Tetrapod Zoology

Archives for July, 2009

A little while ago, news of a new paper by Devon Quick and John Ruben, both of Oregon State University, appeared on the newswires. It got its fair share of publicity. Entitled ‘Cardio-pulmonary anatomy in theropod dinosaurs: implications from extant archosaurs’, the paper (Quick & Ruben 2009) purports to show that modern birds are fundamentally…

Dromomerycids: discuss

You don’t hear much about dromomerycids these days, it’s always protoceratids hogging all the limelight. Here’s one of the more obscure forms, the derived cranioceratin dromomerycine Procranioceras skinneri from the Miocene of the USA (originally named as a member of the speciose genus Cranioceras).

A few posts ago the subject of giraffes and lightning came up in the comments (go here, and scroll down to comments 7, 9 and 10). Thanks to an aborted book project that I’ve mentioned once or twice (I try not to talk about it too much, it still hurts), I have voluminous files on…

I have to say I really hate it when I see a blog post with an interesting title that concerns a complicated subject, only to find – on going to all that trouble of moving my fingers, clicking on the link, and waiting all of three or so seconds for the page to load –…

We flightless primates

Some time during the last several hours (while I was asleep), Tet Zoo reached the three million hits mark. Yes, three million hits in two years (Tet Zoo ver 2 was launched on Jan 31st 2007). A noble achievement, I’m sure you’ll agree. Due to workload and assorted other commitments, I still don’t have anything…

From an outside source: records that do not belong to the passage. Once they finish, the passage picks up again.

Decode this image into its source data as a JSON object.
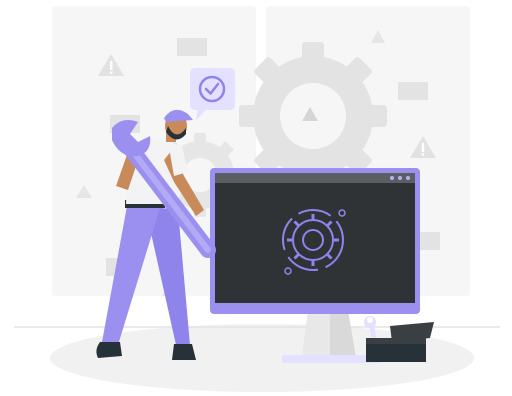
{
  "illustration": {
    "subject": "maintenance-worker-with-wrench-and-monitor",
    "icons": [
      "warning-icon",
      "check-icon",
      "gear-icon",
      "wrench-icon",
      "toolbox-icon"
    ],
    "colors": {
      "accent": "#9b8ff0",
      "accent_dark": "#6f63d8",
      "accent_light": "#e7e3ff",
      "screen": "#2f3336",
      "screen_header": "#3a3f43",
      "bg_gray": "#eeeeee",
      "mid_gray": "#d8d8d8",
      "skin": "#c98a5b",
      "shirt": "#f3f3f5",
      "dark": "#263238"
    }
  }
}
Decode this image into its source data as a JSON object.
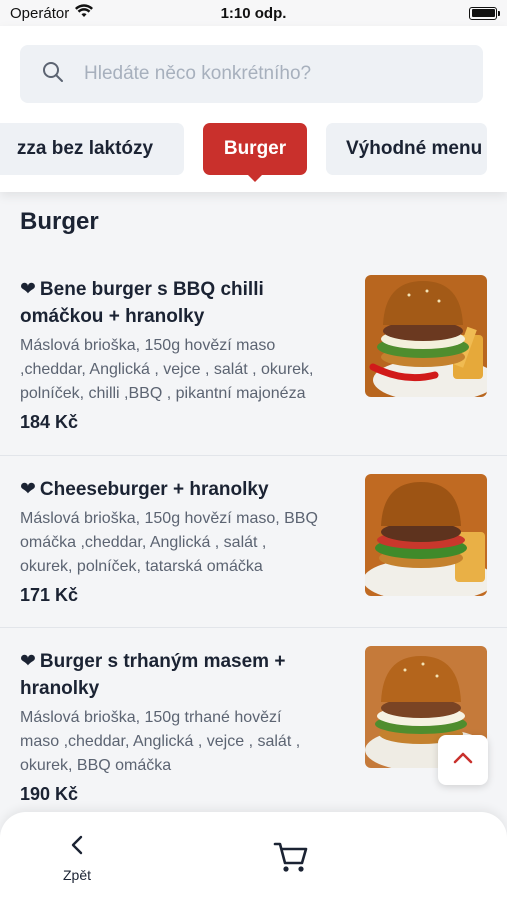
{
  "status_bar": {
    "carrier": "Operátor",
    "time": "1:10 odp.",
    "icons": [
      "wifi-icon",
      "battery-icon"
    ]
  },
  "search": {
    "placeholder": "Hledáte něco konkrétního?",
    "value": ""
  },
  "categories": {
    "items": [
      "zza bez laktózy",
      "Burger",
      "Výhodné menu"
    ],
    "selected": "Burger"
  },
  "section": {
    "title": "Burger"
  },
  "menu_items": [
    {
      "name_line1": "Bene burger s BBQ chilli",
      "name_line2": "omáčkou + hranolky",
      "desc_lines": [
        "Máslová brioška, 150g hovězí maso",
        ",cheddar, Anglická , vejce , salát , okurek,",
        "polníček, chilli ,BBQ , pikantní majonéza"
      ],
      "price": "184 Kč",
      "favorite_icon": "heart-icon"
    },
    {
      "name_line1": "Cheeseburger + hranolky",
      "name_line2": "",
      "desc_lines": [
        "Máslová brioška, 150g hovězí maso, BBQ",
        "omáčka ,cheddar, Anglická , salát ,",
        "okurek, polníček, tatarská omáčka"
      ],
      "price": "171 Kč",
      "favorite_icon": "heart-icon"
    },
    {
      "name_line1": "Burger s trhaným masem +",
      "name_line2": "hranolky",
      "desc_lines": [
        "Máslová brioška, 150g trhané hovězí",
        "maso ,cheddar, Anglická , vejce , salát ,",
        "okurek, BBQ omáčka"
      ],
      "price": "190 Kč",
      "favorite_icon": "heart-icon"
    }
  ],
  "bottom_bar": {
    "back_label": "Zpět",
    "cart_icon": "cart-icon"
  },
  "colors": {
    "accent": "#c9302c",
    "text": "#1b2333",
    "muted_text": "#5c6472",
    "chip_bg": "#eef1f5"
  }
}
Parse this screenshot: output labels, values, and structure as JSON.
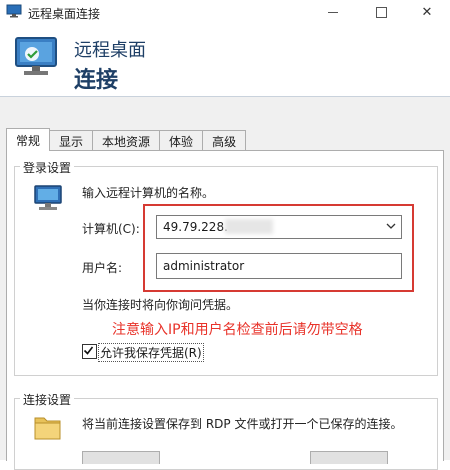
{
  "window": {
    "title": "远程桌面连接",
    "min_label": "—",
    "close_label": "✕"
  },
  "banner": {
    "line1": "远程桌面",
    "line2": "连接"
  },
  "tabs": [
    {
      "label": "常规"
    },
    {
      "label": "显示"
    },
    {
      "label": "本地资源"
    },
    {
      "label": "体验"
    },
    {
      "label": "高级"
    }
  ],
  "login": {
    "group_label": "登录设置",
    "prompt": "输入远程计算机的名称。",
    "computer_label": "计算机(C):",
    "computer_value": "49.79.228.",
    "user_label": "用户名:",
    "user_value": "administrator",
    "note": "当你连接时将向你询问凭据。",
    "warning": "注意输入IP和用户名检查前后请勿带空格",
    "save_credentials_label": "允许我保存凭据(R)",
    "save_credentials_checked": true
  },
  "connection": {
    "group_label": "连接设置",
    "description": "将当前连接设置保存到 RDP 文件或打开一个已保存的连接。"
  },
  "colors": {
    "accent_dark": "#1e3f66",
    "warning_red": "#e8332a",
    "highlight_box": "#d63a33"
  }
}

The naming of new amphibian species is a fairly routine thing. This doesn’t mean that – despite the global amphibian crisis – amphibians are actually ok and that we can stop worrying; it means that we haven’t been paying enough attention, and indeed many of the species that are being named anew are endangered, or…

The newest whales

In time-honoured tradition, here are some slides from one of my talks. They’re self-explanatory, but let me know if elaboration is required…

Back in April 2008 (my god – where does the time go?) I wrote a brief article about the Animal Life and The Private Lives of Animals books, published by Casa Editrice AMZ. These first came out during the late 1960s and were written in Italian; they were then translated into English during the 70s.…

Like many of us, I’m sure, I have a great interest in the life-sized replica cetaceans that have often been made for museum displays. Making such models is an incredibly skilled process with an honourable tradition, and it requires a huge amount of research and experience if the results are to be at all accurate.…

Dinosaurs of Italy!

I’m really suffering from lack of time, so here’s another book review (first published in 2005, so with a few updates added here and there)… Lacking the Mesozoic dinosaur record of Britain, France, Germany, Portugal or Spain, our Italian colleagues have long had to make do with Triassic marine reptiles, Cretaceous squamates, and assorted Neogene…